Published: 19 February 2008

Abstract

Background

DNA microarrays provide a powerful method for global analysis of gene expression. The application of this technology to specific cell types and tissues, however, is typically limited by small amounts of available mRNA, thereby necessitating amplification. Here we compare microarray results obtained with two different methods of RNA amplification to profile gene expression in the C. elegans larval nervous system.

Results

We used the mRNA-tagging strategy to isolate transcripts specifically from C. elegans larval neurons. The WT-Ovation Pico System (WT-Pico) was used to amplify 2 ng of pan-neural RNA to produce labeled cDNA for microarray analysis. These WT-Pico-derived data were compared to microarray results obtained with a labeled aRNA target generated by two rounds of In Vitro Transcription (IVT) of 25 ng of pan-neural RNA. WT-Pico results in a higher fraction of present calls than IVT, a finding consistent with the proposal that DNA-DNA hybridization results in lower mismatch signals than the RNA-DNA heteroduplexes produced by IVT amplification. Microarray data sets from these samples were compared to a reference profile of all larval cells to identify transcripts with elevated expression in neurons. These results were validated by the high proportion of known neuron-expressed genes detected in these profiles and by promoter-GFP constructs for previously uncharacterized genes in these data sets. Together, the IVT and WT-Pico methods identified 2,173 unique neuron-enriched transcripts. Only about half of these transcripts (1,044), however, are detected as enriched by both IVT and WT-Pico amplification.
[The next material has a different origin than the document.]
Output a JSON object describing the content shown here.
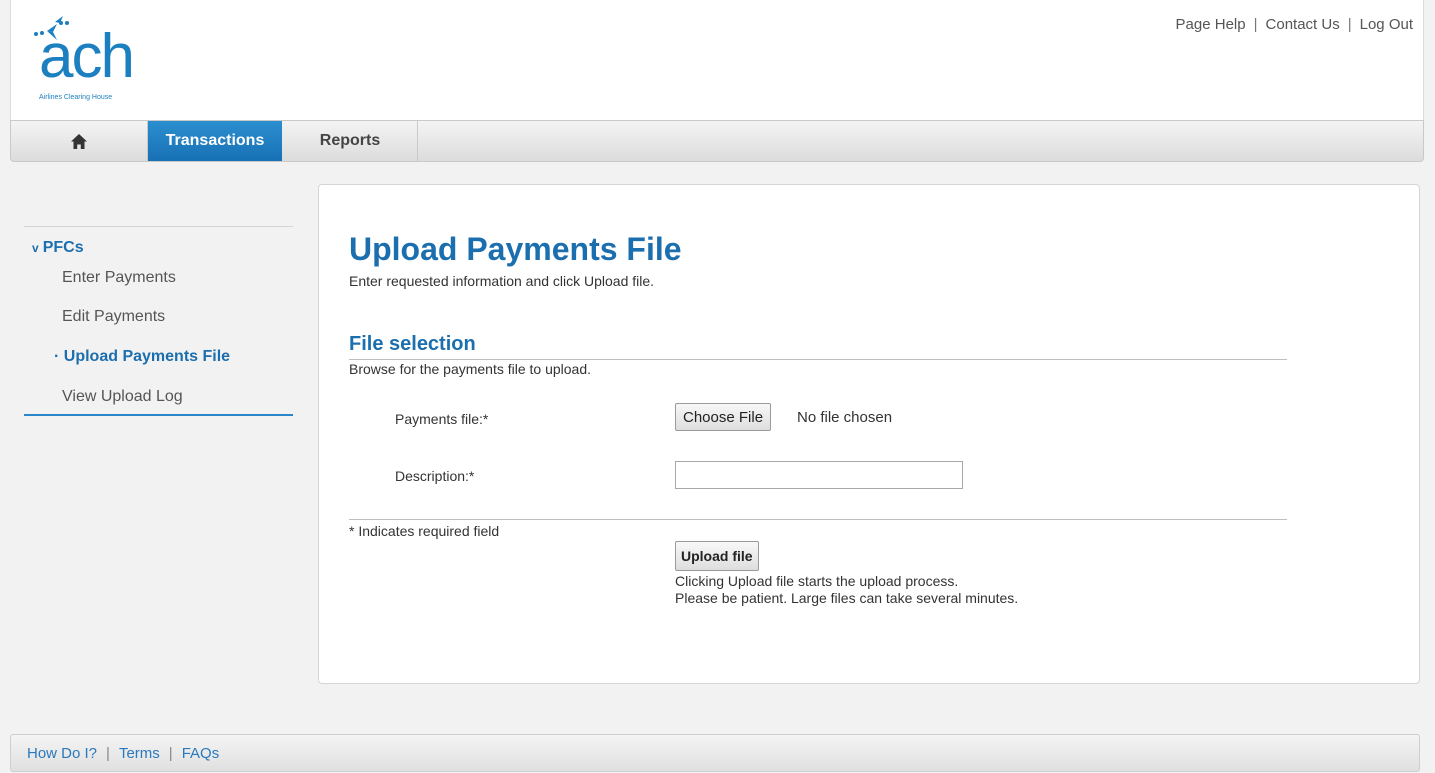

Conclusion

We show that two different methods of RNA amplification, IVT and WT-Pico, produce valid microarray profiles of gene expression in the C. elegans larval nervous system with a low rate of false positives. However, our results also show that each method of RNA amplification detects a unique subset of bona fide neural-enriched transcripts and thus a wider array of authentic neural genes are identified by the combination of these data sets than by the microarray profiles obtained with either method of RNA amplification alone. With its relative ease of implementation and greater sensitivity, WT-Pico is the preferred method of amplification for cases in which sample RNA is limiting.